EXTRACTED MATERIAL
*****

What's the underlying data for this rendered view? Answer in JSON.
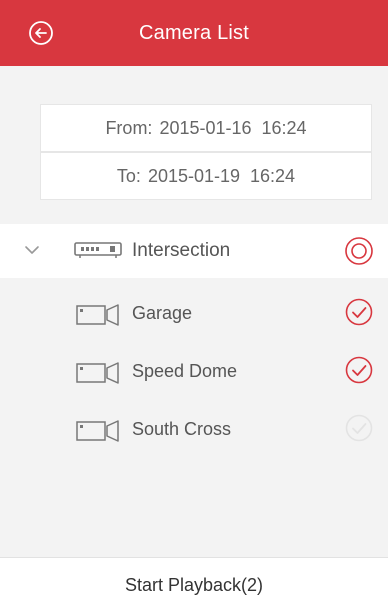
{
  "header": {
    "title": "Camera List",
    "back_icon": "back-arrow-circle-icon"
  },
  "time_range": {
    "from": {
      "label": "From:",
      "date": "2015-01-16",
      "time": "16:24"
    },
    "to": {
      "label": "To:",
      "date": "2015-01-19",
      "time": "16:24"
    }
  },
  "device": {
    "name": "Intersection",
    "icon": "dvr-device-icon",
    "expanded": true,
    "selection": "partial"
  },
  "cameras": [
    {
      "name": "Garage",
      "icon": "camera-icon",
      "selected": true
    },
    {
      "name": "Speed Dome",
      "icon": "camera-icon",
      "selected": true
    },
    {
      "name": "South Cross",
      "icon": "camera-icon",
      "selected": false
    }
  ],
  "footer": {
    "action_label": "Start Playback(2)"
  },
  "colors": {
    "accent": "#d8373f",
    "background": "#f3f3f3",
    "check_inactive": "#e3e3e3"
  }
}
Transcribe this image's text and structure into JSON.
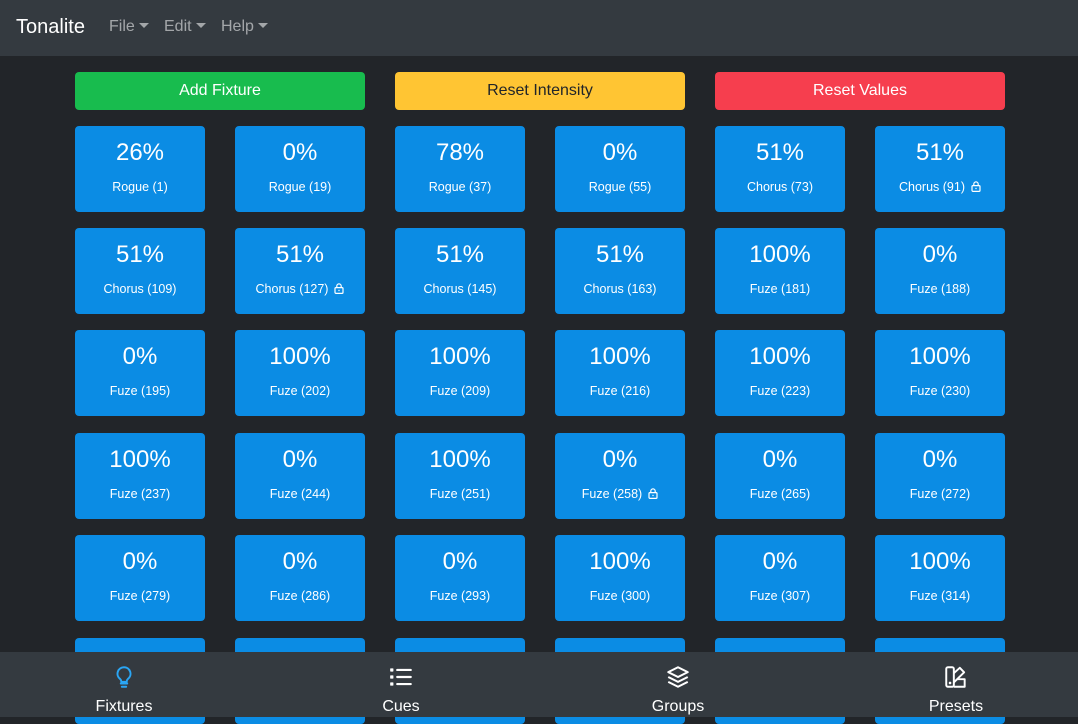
{
  "app": {
    "title": "Tonalite",
    "menus": [
      {
        "label": "File"
      },
      {
        "label": "Edit"
      },
      {
        "label": "Help"
      }
    ]
  },
  "actions": [
    {
      "label": "Add Fixture",
      "color": "#18bc4e",
      "text_color": "#ffffff"
    },
    {
      "label": "Reset Intensity",
      "color": "#ffc533",
      "text_color": "#212529"
    },
    {
      "label": "Reset Values",
      "color": "#f63e4e",
      "text_color": "#ffffff"
    }
  ],
  "fixtures": [
    {
      "intensity": "26%",
      "name": "Rogue (1)",
      "locked": false
    },
    {
      "intensity": "0%",
      "name": "Rogue (19)",
      "locked": false
    },
    {
      "intensity": "78%",
      "name": "Rogue (37)",
      "locked": false
    },
    {
      "intensity": "0%",
      "name": "Rogue (55)",
      "locked": false
    },
    {
      "intensity": "51%",
      "name": "Chorus (73)",
      "locked": false
    },
    {
      "intensity": "51%",
      "name": "Chorus (91)",
      "locked": true
    },
    {
      "intensity": "51%",
      "name": "Chorus (109)",
      "locked": false
    },
    {
      "intensity": "51%",
      "name": "Chorus (127)",
      "locked": true
    },
    {
      "intensity": "51%",
      "name": "Chorus (145)",
      "locked": false
    },
    {
      "intensity": "51%",
      "name": "Chorus (163)",
      "locked": false
    },
    {
      "intensity": "100%",
      "name": "Fuze (181)",
      "locked": false
    },
    {
      "intensity": "0%",
      "name": "Fuze (188)",
      "locked": false
    },
    {
      "intensity": "0%",
      "name": "Fuze (195)",
      "locked": false
    },
    {
      "intensity": "100%",
      "name": "Fuze (202)",
      "locked": false
    },
    {
      "intensity": "100%",
      "name": "Fuze (209)",
      "locked": false
    },
    {
      "intensity": "100%",
      "name": "Fuze (216)",
      "locked": false
    },
    {
      "intensity": "100%",
      "name": "Fuze (223)",
      "locked": false
    },
    {
      "intensity": "100%",
      "name": "Fuze (230)",
      "locked": false
    },
    {
      "intensity": "100%",
      "name": "Fuze (237)",
      "locked": false
    },
    {
      "intensity": "0%",
      "name": "Fuze (244)",
      "locked": false
    },
    {
      "intensity": "100%",
      "name": "Fuze (251)",
      "locked": false
    },
    {
      "intensity": "0%",
      "name": "Fuze (258)",
      "locked": true
    },
    {
      "intensity": "0%",
      "name": "Fuze (265)",
      "locked": false
    },
    {
      "intensity": "0%",
      "name": "Fuze (272)",
      "locked": false
    },
    {
      "intensity": "0%",
      "name": "Fuze (279)",
      "locked": false
    },
    {
      "intensity": "0%",
      "name": "Fuze (286)",
      "locked": false
    },
    {
      "intensity": "0%",
      "name": "Fuze (293)",
      "locked": false
    },
    {
      "intensity": "100%",
      "name": "Fuze (300)",
      "locked": false
    },
    {
      "intensity": "0%",
      "name": "Fuze (307)",
      "locked": false
    },
    {
      "intensity": "100%",
      "name": "Fuze (314)",
      "locked": false
    },
    {
      "intensity": "",
      "name": "",
      "locked": false
    },
    {
      "intensity": "",
      "name": "",
      "locked": false
    },
    {
      "intensity": "",
      "name": "",
      "locked": false
    },
    {
      "intensity": "",
      "name": "",
      "locked": false
    },
    {
      "intensity": "",
      "name": "",
      "locked": false
    },
    {
      "intensity": "",
      "name": "",
      "locked": false
    }
  ],
  "bottom_nav": [
    {
      "label": "Fixtures",
      "icon": "lightbulb-icon",
      "active": true
    },
    {
      "label": "Cues",
      "icon": "list-icon",
      "active": false
    },
    {
      "label": "Groups",
      "icon": "layers-icon",
      "active": false
    },
    {
      "label": "Presets",
      "icon": "palette-icon",
      "active": false
    }
  ],
  "colors": {
    "background": "#222529",
    "navbar": "#343a40",
    "tile": "#0b8ce4",
    "active_icon": "#2aa6f5"
  }
}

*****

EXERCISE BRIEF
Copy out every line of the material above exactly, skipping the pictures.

WRITTEN RESPONSE
What's the underlying data for this rendered view? Answer in JSON.
{
  "header": {
    "title": "Camera List",
    "back_icon": "back-arrow-circle-icon"
  },
  "time_range": {
    "from": {
      "label": "From:",
      "date": "2015-01-16",
      "time": "16:24"
    },
    "to": {
      "label": "To:",
      "date": "2015-01-19",
      "time": "16:24"
    }
  },
  "device": {
    "name": "Intersection",
    "icon": "dvr-device-icon",
    "expanded": true,
    "selection": "partial"
  },
  "cameras": [
    {
      "name": "Garage",
      "icon": "camera-icon",
      "selected": true
    },
    {
      "name": "Speed Dome",
      "icon": "camera-icon",
      "selected": true
    },
    {
      "name": "South Cross",
      "icon": "camera-icon",
      "selected": false
    }
  ],
  "footer": {
    "action_label": "Start Playback(2)"
  },
  "colors": {
    "accent": "#d8373f",
    "background": "#f3f3f3",
    "check_inactive": "#e3e3e3"
  }
}
Transcribe this image's text and structure into JSON.
{
  "app": {
    "title": "Tonalite",
    "menus": [
      {
        "label": "File"
      },
      {
        "label": "Edit"
      },
      {
        "label": "Help"
      }
    ]
  },
  "actions": [
    {
      "label": "Add Fixture",
      "color": "#18bc4e",
      "text_color": "#ffffff"
    },
    {
      "label": "Reset Intensity",
      "color": "#ffc533",
      "text_color": "#212529"
    },
    {
      "label": "Reset Values",
      "color": "#f63e4e",
      "text_color": "#ffffff"
    }
  ],
  "fixtures": [
    {
      "intensity": "26%",
      "name": "Rogue (1)",
      "locked": false
    },
    {
      "intensity": "0%",
      "name": "Rogue (19)",
      "locked": false
    },
    {
      "intensity": "78%",
      "name": "Rogue (37)",
      "locked": false
    },
    {
      "intensity": "0%",
      "name": "Rogue (55)",
      "locked": false
    },
    {
      "intensity": "51%",
      "name": "Chorus (73)",
      "locked": false
    },
    {
      "intensity": "51%",
      "name": "Chorus (91)",
      "locked": true
    },
    {
      "intensity": "51%",
      "name": "Chorus (109)",
      "locked": false
    },
    {
      "intensity": "51%",
      "name": "Chorus (127)",
      "locked": true
    },
    {
      "intensity": "51%",
      "name": "Chorus (145)",
      "locked": false
    },
    {
      "intensity": "51%",
      "name": "Chorus (163)",
      "locked": false
    },
    {
      "intensity": "100%",
      "name": "Fuze (181)",
      "locked": false
    },
    {
      "intensity": "0%",
      "name": "Fuze (188)",
      "locked": false
    },
    {
      "intensity": "0%",
      "name": "Fuze (195)",
      "locked": false
    },
    {
      "intensity": "100%",
      "name": "Fuze (202)",
      "locked": false
    },
    {
      "intensity": "100%",
      "name": "Fuze (209)",
      "locked": false
    },
    {
      "intensity": "100%",
      "name": "Fuze (216)",
      "locked": false
    },
    {
      "intensity": "100%",
      "name": "Fuze (223)",
      "locked": false
    },
    {
      "intensity": "100%",
      "name": "Fuze (230)",
      "locked": false
    },
    {
      "intensity": "100%",
      "name": "Fuze (237)",
      "locked": false
    },
    {
      "intensity": "0%",
      "name": "Fuze (244)",
      "locked": false
    },
    {
      "intensity": "100%",
      "name": "Fuze (251)",
      "locked": false
    },
    {
      "intensity": "0%",
      "name": "Fuze (258)",
      "locked": true
    },
    {
      "intensity": "0%",
      "name": "Fuze (265)",
      "locked": false
    },
    {
      "intensity": "0%",
      "name": "Fuze (272)",
      "locked": false
    },
    {
      "intensity": "0%",
      "name": "Fuze (279)",
      "locked": false
    },
    {
      "intensity": "0%",
      "name": "Fuze (286)",
      "locked": false
    },
    {
      "intensity": "0%",
      "name": "Fuze (293)",
      "locked": false
    },
    {
      "intensity": "100%",
      "name": "Fuze (300)",
      "locked": false
    },
    {
      "intensity": "0%",
      "name": "Fuze (307)",
      "locked": false
    },
    {
      "intensity": "100%",
      "name": "Fuze (314)",
      "locked": false
    },
    {
      "intensity": "",
      "name": "",
      "locked": false
    },
    {
      "intensity": "",
      "name": "",
      "locked": false
    },
    {
      "intensity": "",
      "name": "",
      "locked": false
    },
    {
      "intensity": "",
      "name": "",
      "locked": false
    },
    {
      "intensity": "",
      "name": "",
      "locked": false
    },
    {
      "intensity": "",
      "name": "",
      "locked": false
    }
  ],
  "bottom_nav": [
    {
      "label": "Fixtures",
      "icon": "lightbulb-icon",
      "active": true
    },
    {
      "label": "Cues",
      "icon": "list-icon",
      "active": false
    },
    {
      "label": "Groups",
      "icon": "layers-icon",
      "active": false
    },
    {
      "label": "Presets",
      "icon": "palette-icon",
      "active": false
    }
  ],
  "colors": {
    "background": "#222529",
    "navbar": "#343a40",
    "tile": "#0b8ce4",
    "active_icon": "#2aa6f5"
  }
}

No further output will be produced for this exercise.